Fate: The Winx Saga doesn’t totally miss the mark, but the ways it does succeed in homage to the original just make the other mistakes feel glaring. Whenever Black characters appear on Netflix, they are notoriously almost always light-skinned or biracial women. This time, however, we see Crown Princess Aisha, the fairy of waves, accurately portrayed by Precious Mustapha, a British-Nigerian actor. Seeing Precious embody Aisha’s character was extra powerful because she does have darker skin — it was a relief to see that the Black character wasn’t changed, and it was a joy while watching, a testament to the importance of casting choices. But even Aisha is not exempt from tokenization as the only Black lead character; we saw how, sometimes, she catered to and protected Bloom throughout the series. While it was fun to watch Aisha learn more about her powers and grow in her friendship with Musa, there were many opportunities to see her character develop even further.
Rather than embracing the fun and feminine theme portrayed in the original cartoon, Netflix opted for a more dark and edgy vibe, fitting with the trend of reimagined comic and animated series. But the timely aesthetic doesn’t match the show’s dated portrayals of race and inaccurate casting choices. The whitewashing of Flora and Musa is a problem that can’t be ignored, even with the focus on the magic and mysteries throughout the show.

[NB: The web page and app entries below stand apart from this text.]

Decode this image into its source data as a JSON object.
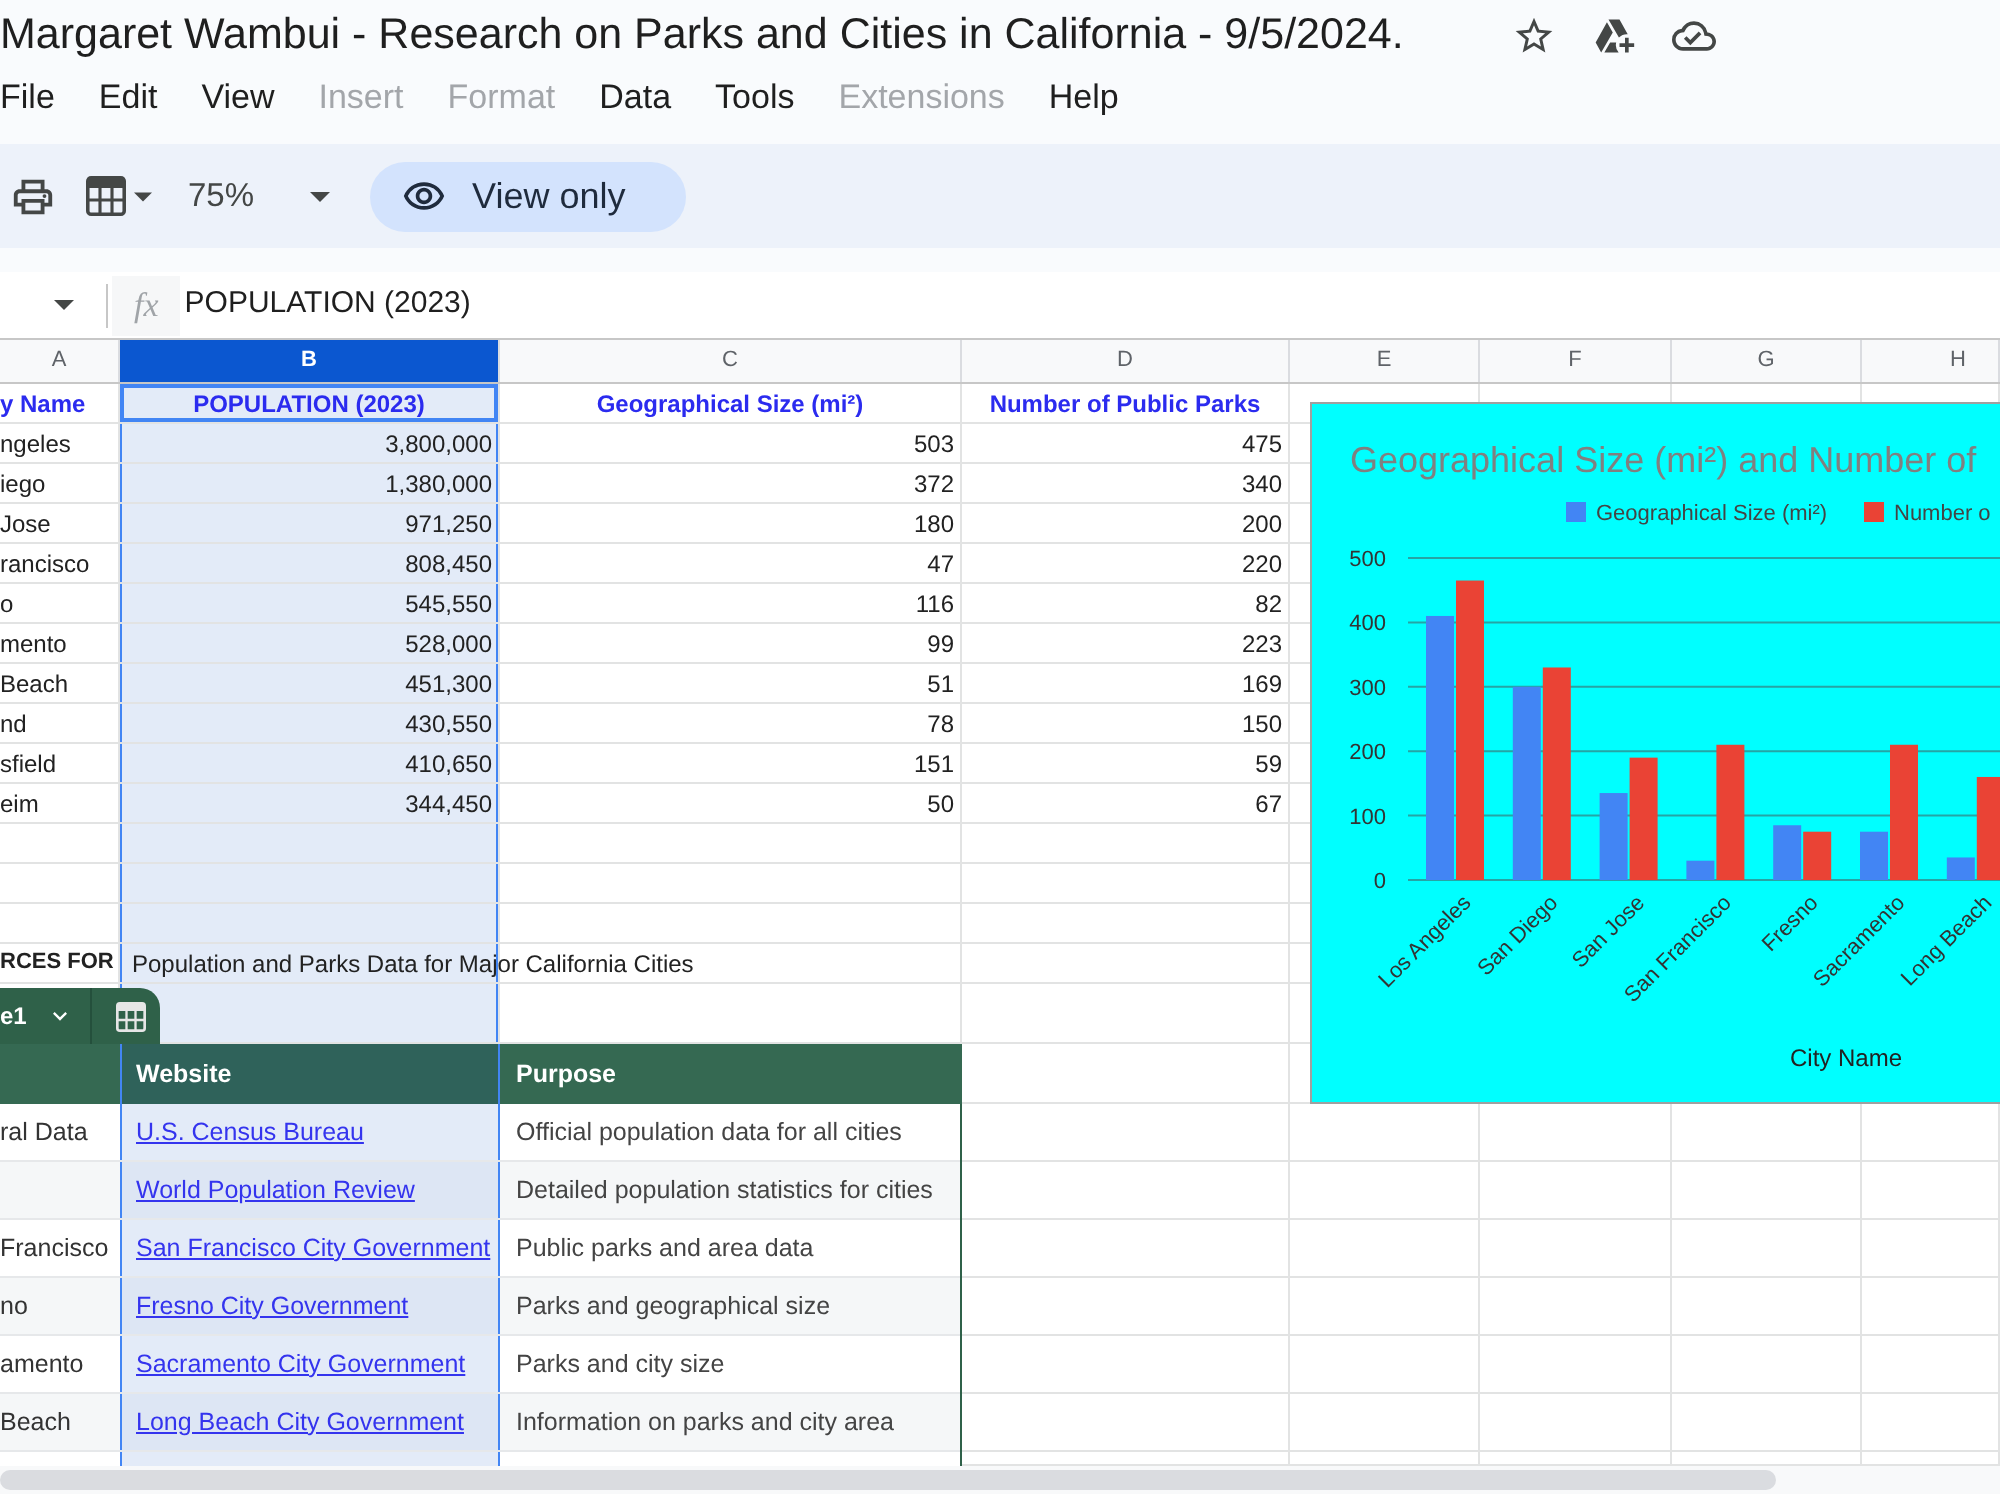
{
  "document": {
    "title": "Margaret Wambui - Research on Parks and Cities in California - 9/5/2024."
  },
  "menu": [
    {
      "label": "File",
      "disabled": false
    },
    {
      "label": "Edit",
      "disabled": false
    },
    {
      "label": "View",
      "disabled": false
    },
    {
      "label": "Insert",
      "disabled": true
    },
    {
      "label": "Format",
      "disabled": true
    },
    {
      "label": "Data",
      "disabled": false
    },
    {
      "label": "Tools",
      "disabled": false
    },
    {
      "label": "Extensions",
      "disabled": true
    },
    {
      "label": "Help",
      "disabled": false
    }
  ],
  "toolbar": {
    "zoom": "75%",
    "mode": "View only"
  },
  "formula_bar": {
    "fx": "fx",
    "content": "POPULATION (2023)"
  },
  "column_headers": [
    {
      "label": "A",
      "selected": false
    },
    {
      "label": "B",
      "selected": true
    },
    {
      "label": "C",
      "selected": false
    },
    {
      "label": "D",
      "selected": false
    },
    {
      "label": "E",
      "selected": false
    },
    {
      "label": "F",
      "selected": false
    },
    {
      "label": "G",
      "selected": false
    },
    {
      "label": "H",
      "selected": false
    }
  ],
  "sheet": {
    "header": [
      "y Name",
      "POPULATION (2023)",
      "Geographical Size (mi²)",
      "Number of Public Parks"
    ],
    "rows": [
      [
        "ngeles",
        "3,800,000",
        "503",
        "475"
      ],
      [
        "iego",
        "1,380,000",
        "372",
        "340"
      ],
      [
        "Jose",
        "971,250",
        "180",
        "200"
      ],
      [
        "rancisco",
        "808,450",
        "47",
        "220"
      ],
      [
        "o",
        "545,550",
        "116",
        "82"
      ],
      [
        "mento",
        "528,000",
        "99",
        "223"
      ],
      [
        "Beach",
        "451,300",
        "51",
        "169"
      ],
      [
        "nd",
        "430,550",
        "78",
        "150"
      ],
      [
        "sfield",
        "410,650",
        "151",
        "59"
      ],
      [
        "eim",
        "344,450",
        "50",
        "67"
      ]
    ]
  },
  "sources": {
    "label": "RCES FOR",
    "title": "Population and Parks Data for Major California Cities"
  },
  "table": {
    "name": "e1",
    "columns": [
      "Website",
      "Purpose"
    ],
    "rows": [
      {
        "column_1": "ral Data",
        "website": "U.S. Census Bureau",
        "purpose": "Official population data for all cities"
      },
      {
        "website": "World Population Review",
        "purpose": "Detailed population statistics for cities"
      },
      {
        "column_1": "Francisco",
        "website": "San Francisco City Government",
        "purpose": "Public parks and area data"
      },
      {
        "column_1": "no",
        "website": "Fresno City Government",
        "purpose": "Parks and geographical size"
      },
      {
        "column_1": "amento",
        "website": "Sacramento City Government",
        "purpose": "Parks and city size"
      },
      {
        "column_1": "Beach",
        "website": "Long Beach City Government",
        "purpose": "Information on parks and city area"
      }
    ]
  },
  "chart": {
    "chart_data": {
      "type": "bar",
      "title": "Geographical Size (mi²) and Number of",
      "xlabel": "City Name",
      "categories": [
        "Los Angeles",
        "San Diego",
        "San Jose",
        "San Francisco",
        "Fresno",
        "Sacramento",
        "Long Beach"
      ],
      "series": [
        {
          "name": "Geographical Size (mi²)",
          "color": "#4285f4",
          "values": [
            410,
            300,
            135,
            30,
            85,
            75,
            35
          ]
        },
        {
          "name": "Number o",
          "color": "#ea4335",
          "values": [
            465,
            330,
            190,
            210,
            75,
            210,
            160
          ]
        }
      ],
      "ylim": [
        0,
        500
      ],
      "yticks": [
        0,
        100,
        200,
        300,
        400,
        500
      ],
      "grid": true,
      "legend": "top"
    }
  }
}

It feels like a step backward. Rather than just watching Netflix’s version, I’ll be rewatching the original series and celebrating all the magic the show added to my life — it’s what the original Winx fairies would have wanted.